They say poetry is going extinct, which is rather like hearing that the heart is being phased out of the body. If we want to do our heart a favor, then Mari Evans is heart-healthy and delicious.
This is a rare and wonderful thing, as if we could put bacon grease on green beans (as my grandmothers did) and still have it be good for you (it wasn’t) and delicious (it was). Mari Evans is delicious poetry of all styles and good for you. She experiments with all styles of poetry, so if you find a Mari Evans you do not “get” . . .consider you are the problem and reread more slowly. If you still struggle, go to the next gem and there will be (eventually) something you need to hear.
In the collection I own (Continuum, 2014 Just Us Books), she organizes her poems as they came to her or as life came to her.
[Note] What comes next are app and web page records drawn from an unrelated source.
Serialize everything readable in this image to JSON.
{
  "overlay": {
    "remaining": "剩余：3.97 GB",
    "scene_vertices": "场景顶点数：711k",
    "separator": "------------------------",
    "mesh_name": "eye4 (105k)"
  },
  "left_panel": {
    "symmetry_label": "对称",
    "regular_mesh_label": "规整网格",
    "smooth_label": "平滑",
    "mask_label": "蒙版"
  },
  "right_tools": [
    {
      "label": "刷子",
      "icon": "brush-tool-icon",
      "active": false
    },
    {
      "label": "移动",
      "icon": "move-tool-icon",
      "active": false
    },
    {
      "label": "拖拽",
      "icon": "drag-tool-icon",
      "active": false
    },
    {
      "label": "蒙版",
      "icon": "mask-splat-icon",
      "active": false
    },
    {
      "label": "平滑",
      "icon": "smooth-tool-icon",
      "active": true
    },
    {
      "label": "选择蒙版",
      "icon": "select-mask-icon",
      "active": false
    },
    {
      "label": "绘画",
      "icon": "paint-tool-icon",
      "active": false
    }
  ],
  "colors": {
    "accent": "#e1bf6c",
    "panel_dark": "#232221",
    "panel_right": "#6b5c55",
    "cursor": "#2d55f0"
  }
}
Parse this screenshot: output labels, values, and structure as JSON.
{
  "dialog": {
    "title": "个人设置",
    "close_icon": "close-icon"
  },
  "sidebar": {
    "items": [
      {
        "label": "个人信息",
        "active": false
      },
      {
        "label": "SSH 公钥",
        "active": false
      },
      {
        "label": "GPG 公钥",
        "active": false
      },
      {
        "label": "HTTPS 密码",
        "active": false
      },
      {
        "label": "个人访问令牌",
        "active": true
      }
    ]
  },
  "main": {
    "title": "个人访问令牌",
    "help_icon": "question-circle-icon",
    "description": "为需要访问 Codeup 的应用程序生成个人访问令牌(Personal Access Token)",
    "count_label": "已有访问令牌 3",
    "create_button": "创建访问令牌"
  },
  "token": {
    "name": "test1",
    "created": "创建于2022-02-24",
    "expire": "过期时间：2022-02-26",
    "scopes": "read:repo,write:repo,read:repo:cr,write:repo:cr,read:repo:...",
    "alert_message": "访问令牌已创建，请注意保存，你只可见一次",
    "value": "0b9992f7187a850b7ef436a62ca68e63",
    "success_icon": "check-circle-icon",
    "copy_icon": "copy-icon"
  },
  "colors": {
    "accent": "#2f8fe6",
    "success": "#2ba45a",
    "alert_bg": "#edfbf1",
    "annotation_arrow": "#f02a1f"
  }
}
Some poetry collections make you dash around in the book lest you get overwhelmed with the theme of the section (“another love poem!”). Evans’ life flows through her poems and the ordering makes sense if you think of living a poetic life. One can move from a celebration of love to a reflection on the homeless to a litany. This is poetry full of strong opinions and you must pause, think, and then are free to disagree, though before you disagree, try agreeing and see how it feels.
We need many voices to hear about race in America: Langston Hughes is one, Anne Spencer another, add Mari Evans. Just as a person should hear many voices in Greek philosophy, even thinkers that you end up thinking wrong, so we need many voices on any way of being human. Before a person can choose between Washington and DuBois, one must listen to Washington and DuBois. In the same way, we need many poetic voices: as many as there are peoples!Each poet (to steal from the preface to this book by Maya Angelou) “carefully observes the people meticulously . . .” This kind of observation and report contains a truth mere data cannot express. When I read The Elders, then I am moved about lived history in a way a recitation of facts (also important) cannot do.
Understand. That is not just saying: “agree,” but it is saying to consider, feel, and think before disagreeing. Hear many voices as God does as He listens to the prayers of the whole earth. One takes a person seriously when they disagree, but only if one has taken the person seriously enough to consider their experience, their work from the posture of a student.
In any charged topic, think race in America, this is hard to do. This is why we need clear, strong, voices and many of them not just one. As we must do in any area where we want to learn, we must first become students to those like Mari Evans with something to say.
Here is a poem to consider:
The Silver Cell
I have never been contained
the prison, nor
known a chain
except those forged
O I am slave
and I am master
am at once